WORK ORDER:
Copy out each line of the data below in which the string "Quiz" appears.

___

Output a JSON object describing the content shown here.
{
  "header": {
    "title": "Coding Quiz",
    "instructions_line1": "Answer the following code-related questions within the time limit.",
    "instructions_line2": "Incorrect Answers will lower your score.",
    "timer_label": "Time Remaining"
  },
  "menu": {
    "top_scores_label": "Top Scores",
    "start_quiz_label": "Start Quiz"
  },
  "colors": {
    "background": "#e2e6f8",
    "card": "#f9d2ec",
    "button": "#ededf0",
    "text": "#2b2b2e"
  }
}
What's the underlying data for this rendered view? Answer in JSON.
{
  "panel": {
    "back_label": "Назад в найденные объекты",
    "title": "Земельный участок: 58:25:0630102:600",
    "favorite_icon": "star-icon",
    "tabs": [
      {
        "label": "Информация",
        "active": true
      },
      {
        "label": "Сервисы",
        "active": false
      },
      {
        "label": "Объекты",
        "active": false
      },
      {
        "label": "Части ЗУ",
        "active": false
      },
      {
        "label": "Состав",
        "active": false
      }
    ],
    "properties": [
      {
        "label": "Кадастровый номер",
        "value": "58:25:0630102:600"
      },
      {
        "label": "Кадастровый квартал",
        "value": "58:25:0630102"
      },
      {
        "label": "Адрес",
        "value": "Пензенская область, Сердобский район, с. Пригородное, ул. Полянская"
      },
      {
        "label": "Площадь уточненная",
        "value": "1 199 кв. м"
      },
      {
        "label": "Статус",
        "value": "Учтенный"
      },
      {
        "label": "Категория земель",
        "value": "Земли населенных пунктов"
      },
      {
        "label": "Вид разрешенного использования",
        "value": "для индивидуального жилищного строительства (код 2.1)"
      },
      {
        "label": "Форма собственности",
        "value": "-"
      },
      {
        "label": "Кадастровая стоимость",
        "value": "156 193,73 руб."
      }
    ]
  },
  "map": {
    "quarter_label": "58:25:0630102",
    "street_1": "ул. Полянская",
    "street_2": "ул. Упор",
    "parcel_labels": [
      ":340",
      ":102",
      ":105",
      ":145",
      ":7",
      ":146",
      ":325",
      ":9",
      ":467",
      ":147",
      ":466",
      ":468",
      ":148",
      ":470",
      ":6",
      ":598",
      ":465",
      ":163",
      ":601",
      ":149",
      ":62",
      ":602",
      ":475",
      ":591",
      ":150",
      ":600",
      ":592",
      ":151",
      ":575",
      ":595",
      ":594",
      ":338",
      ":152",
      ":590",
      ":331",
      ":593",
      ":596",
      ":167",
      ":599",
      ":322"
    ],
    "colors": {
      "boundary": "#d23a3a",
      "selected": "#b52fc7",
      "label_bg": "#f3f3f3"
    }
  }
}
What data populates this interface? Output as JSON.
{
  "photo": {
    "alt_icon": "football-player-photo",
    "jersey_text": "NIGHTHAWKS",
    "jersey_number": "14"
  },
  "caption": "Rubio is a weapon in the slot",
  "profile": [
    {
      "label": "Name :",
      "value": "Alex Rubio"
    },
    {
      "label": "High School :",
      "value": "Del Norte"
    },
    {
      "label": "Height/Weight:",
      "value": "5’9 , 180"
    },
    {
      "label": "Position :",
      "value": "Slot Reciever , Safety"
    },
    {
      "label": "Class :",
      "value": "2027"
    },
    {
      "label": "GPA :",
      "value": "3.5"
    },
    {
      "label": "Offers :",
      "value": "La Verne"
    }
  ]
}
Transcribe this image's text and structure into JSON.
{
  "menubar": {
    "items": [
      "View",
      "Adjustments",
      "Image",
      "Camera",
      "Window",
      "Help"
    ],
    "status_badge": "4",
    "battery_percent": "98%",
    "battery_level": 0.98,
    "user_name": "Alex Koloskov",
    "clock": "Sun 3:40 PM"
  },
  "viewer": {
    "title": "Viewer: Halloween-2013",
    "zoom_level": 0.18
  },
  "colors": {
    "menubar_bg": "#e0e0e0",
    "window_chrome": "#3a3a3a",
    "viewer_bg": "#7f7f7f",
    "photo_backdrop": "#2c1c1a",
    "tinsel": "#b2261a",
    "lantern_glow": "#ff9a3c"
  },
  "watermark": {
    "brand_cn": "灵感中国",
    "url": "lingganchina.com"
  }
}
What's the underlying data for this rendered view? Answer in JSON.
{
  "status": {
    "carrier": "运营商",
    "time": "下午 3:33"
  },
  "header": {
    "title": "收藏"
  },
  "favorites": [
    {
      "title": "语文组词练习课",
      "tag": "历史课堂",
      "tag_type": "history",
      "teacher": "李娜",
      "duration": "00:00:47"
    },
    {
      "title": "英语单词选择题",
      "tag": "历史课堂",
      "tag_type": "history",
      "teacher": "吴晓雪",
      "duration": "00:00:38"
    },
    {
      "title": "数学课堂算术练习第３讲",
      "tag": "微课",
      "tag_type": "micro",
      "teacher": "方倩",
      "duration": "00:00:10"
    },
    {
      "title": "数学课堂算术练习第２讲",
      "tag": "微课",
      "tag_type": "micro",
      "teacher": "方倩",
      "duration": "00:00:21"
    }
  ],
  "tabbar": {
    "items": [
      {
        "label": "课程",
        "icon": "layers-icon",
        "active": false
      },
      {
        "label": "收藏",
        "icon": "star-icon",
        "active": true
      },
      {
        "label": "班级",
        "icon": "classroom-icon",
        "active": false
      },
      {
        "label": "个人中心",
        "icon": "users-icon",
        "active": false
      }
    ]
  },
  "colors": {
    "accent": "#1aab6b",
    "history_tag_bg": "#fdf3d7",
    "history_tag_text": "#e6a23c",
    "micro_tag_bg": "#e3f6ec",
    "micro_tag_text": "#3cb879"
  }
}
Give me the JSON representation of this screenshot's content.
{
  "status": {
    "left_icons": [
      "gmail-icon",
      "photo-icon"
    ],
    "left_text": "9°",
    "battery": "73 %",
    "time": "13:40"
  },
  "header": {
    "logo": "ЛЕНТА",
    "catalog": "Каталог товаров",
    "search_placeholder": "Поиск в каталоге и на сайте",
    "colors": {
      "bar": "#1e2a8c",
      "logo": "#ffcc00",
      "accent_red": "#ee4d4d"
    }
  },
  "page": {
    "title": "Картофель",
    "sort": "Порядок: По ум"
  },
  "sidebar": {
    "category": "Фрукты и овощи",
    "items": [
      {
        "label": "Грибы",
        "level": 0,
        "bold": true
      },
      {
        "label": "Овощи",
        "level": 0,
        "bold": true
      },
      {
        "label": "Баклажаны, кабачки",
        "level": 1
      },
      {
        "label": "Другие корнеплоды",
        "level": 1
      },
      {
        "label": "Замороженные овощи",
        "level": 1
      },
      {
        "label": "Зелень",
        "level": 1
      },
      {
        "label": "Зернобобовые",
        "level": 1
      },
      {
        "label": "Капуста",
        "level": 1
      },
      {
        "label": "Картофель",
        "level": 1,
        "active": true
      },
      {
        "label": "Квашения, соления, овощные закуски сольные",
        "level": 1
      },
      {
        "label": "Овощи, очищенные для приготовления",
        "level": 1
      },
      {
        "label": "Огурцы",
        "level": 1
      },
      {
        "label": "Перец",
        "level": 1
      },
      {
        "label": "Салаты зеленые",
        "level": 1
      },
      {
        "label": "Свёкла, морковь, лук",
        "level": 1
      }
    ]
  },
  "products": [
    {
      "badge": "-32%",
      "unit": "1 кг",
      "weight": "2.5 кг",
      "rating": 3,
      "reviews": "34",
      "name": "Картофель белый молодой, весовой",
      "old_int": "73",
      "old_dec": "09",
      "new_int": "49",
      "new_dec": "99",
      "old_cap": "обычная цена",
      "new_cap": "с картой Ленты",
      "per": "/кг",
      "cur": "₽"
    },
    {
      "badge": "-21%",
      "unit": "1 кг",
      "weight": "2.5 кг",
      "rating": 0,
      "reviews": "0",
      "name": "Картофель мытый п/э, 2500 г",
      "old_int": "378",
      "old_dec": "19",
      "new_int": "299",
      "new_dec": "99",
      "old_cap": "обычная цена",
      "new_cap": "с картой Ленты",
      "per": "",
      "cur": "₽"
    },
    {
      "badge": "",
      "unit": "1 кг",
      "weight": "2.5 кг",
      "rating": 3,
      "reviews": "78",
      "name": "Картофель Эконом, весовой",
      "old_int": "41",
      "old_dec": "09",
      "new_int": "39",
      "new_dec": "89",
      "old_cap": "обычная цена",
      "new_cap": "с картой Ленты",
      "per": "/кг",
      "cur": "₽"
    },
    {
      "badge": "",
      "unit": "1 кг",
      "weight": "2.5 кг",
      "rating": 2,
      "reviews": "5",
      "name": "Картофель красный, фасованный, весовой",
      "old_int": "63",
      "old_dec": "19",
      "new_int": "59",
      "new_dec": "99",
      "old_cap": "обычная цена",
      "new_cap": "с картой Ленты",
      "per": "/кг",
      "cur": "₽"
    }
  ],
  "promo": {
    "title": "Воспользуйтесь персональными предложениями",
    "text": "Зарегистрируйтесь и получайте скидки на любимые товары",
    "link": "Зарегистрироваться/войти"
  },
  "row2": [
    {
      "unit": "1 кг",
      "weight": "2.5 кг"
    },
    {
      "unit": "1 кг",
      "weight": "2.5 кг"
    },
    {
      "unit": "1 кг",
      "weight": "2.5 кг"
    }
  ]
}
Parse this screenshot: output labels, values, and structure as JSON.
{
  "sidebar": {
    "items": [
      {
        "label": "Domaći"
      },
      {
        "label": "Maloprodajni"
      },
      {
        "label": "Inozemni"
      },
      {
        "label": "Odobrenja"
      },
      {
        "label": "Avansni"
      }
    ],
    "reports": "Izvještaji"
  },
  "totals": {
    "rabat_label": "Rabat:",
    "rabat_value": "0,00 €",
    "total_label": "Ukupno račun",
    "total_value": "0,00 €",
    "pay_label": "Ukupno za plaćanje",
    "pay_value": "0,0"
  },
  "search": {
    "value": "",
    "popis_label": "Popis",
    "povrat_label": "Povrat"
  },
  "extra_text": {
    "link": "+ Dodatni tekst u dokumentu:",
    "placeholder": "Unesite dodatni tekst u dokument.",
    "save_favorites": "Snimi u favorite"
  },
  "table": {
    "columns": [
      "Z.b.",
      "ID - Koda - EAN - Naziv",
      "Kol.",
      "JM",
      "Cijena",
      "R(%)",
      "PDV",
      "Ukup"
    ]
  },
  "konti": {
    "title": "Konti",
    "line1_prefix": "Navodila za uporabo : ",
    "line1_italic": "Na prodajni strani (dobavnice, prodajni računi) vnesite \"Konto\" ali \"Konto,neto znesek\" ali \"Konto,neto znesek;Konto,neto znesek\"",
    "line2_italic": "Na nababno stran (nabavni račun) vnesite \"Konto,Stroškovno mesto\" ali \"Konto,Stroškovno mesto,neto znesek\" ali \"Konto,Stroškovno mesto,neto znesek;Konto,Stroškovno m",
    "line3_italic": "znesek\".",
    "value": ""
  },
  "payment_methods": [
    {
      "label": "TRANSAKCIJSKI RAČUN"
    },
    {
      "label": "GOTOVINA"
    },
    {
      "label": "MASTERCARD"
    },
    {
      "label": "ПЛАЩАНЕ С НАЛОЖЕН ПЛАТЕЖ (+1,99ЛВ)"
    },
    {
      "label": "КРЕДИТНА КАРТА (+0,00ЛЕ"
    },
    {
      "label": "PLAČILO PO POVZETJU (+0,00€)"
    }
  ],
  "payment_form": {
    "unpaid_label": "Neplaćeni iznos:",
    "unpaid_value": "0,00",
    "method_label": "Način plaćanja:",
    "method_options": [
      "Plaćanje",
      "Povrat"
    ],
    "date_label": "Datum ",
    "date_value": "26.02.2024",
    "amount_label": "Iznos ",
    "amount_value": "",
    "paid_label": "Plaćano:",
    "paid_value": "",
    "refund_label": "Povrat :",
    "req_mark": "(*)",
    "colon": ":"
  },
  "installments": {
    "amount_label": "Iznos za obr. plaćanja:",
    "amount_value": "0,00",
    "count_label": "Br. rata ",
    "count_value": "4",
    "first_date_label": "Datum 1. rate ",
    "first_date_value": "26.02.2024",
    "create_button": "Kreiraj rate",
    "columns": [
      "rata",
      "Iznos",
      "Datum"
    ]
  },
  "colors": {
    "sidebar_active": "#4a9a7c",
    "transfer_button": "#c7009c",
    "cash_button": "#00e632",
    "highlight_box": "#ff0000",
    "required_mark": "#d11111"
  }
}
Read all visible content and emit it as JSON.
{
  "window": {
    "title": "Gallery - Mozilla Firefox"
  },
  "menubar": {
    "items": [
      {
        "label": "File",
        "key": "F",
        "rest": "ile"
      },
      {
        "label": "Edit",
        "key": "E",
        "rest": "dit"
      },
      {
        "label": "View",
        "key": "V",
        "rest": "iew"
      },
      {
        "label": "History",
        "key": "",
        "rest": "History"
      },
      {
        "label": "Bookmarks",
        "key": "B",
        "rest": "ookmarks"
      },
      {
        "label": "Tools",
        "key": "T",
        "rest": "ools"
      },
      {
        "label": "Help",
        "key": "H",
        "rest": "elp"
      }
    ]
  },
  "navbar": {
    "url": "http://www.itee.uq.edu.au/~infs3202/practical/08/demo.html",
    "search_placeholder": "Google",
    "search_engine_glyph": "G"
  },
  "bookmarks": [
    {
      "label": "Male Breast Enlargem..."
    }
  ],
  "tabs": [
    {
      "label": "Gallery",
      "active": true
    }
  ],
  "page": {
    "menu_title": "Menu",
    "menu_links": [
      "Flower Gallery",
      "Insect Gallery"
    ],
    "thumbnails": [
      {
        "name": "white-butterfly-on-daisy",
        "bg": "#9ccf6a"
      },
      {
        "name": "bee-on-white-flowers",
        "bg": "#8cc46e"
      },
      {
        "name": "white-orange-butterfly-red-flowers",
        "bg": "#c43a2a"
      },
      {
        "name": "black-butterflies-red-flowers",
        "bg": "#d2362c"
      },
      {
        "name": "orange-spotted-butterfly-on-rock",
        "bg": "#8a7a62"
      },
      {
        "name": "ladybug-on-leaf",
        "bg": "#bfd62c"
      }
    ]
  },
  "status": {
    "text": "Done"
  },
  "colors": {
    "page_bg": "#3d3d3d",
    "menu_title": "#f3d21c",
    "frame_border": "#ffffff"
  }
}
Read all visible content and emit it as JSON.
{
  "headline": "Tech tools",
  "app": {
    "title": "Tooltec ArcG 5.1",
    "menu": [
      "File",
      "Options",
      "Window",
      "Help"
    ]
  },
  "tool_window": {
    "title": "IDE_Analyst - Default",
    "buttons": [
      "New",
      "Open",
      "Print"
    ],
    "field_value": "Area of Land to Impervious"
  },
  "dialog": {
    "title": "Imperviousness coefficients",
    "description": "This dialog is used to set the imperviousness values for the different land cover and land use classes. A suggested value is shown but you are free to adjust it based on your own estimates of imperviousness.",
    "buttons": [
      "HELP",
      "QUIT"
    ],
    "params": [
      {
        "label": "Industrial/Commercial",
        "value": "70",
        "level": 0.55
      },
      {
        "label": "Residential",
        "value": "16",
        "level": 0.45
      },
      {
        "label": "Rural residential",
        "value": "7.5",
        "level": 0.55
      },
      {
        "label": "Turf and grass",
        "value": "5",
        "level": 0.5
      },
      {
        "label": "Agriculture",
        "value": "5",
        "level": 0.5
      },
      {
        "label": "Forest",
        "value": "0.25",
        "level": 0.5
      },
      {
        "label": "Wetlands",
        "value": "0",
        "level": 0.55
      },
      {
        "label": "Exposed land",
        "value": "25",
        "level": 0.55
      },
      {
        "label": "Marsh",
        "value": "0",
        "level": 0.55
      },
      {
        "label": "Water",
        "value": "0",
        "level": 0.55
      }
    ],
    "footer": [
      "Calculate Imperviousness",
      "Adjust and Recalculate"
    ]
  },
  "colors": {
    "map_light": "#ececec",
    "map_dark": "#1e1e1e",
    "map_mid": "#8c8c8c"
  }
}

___

WRITTEN ANSWER:
    "title": "Coding Quiz",
    "start_quiz_label": "Start Quiz"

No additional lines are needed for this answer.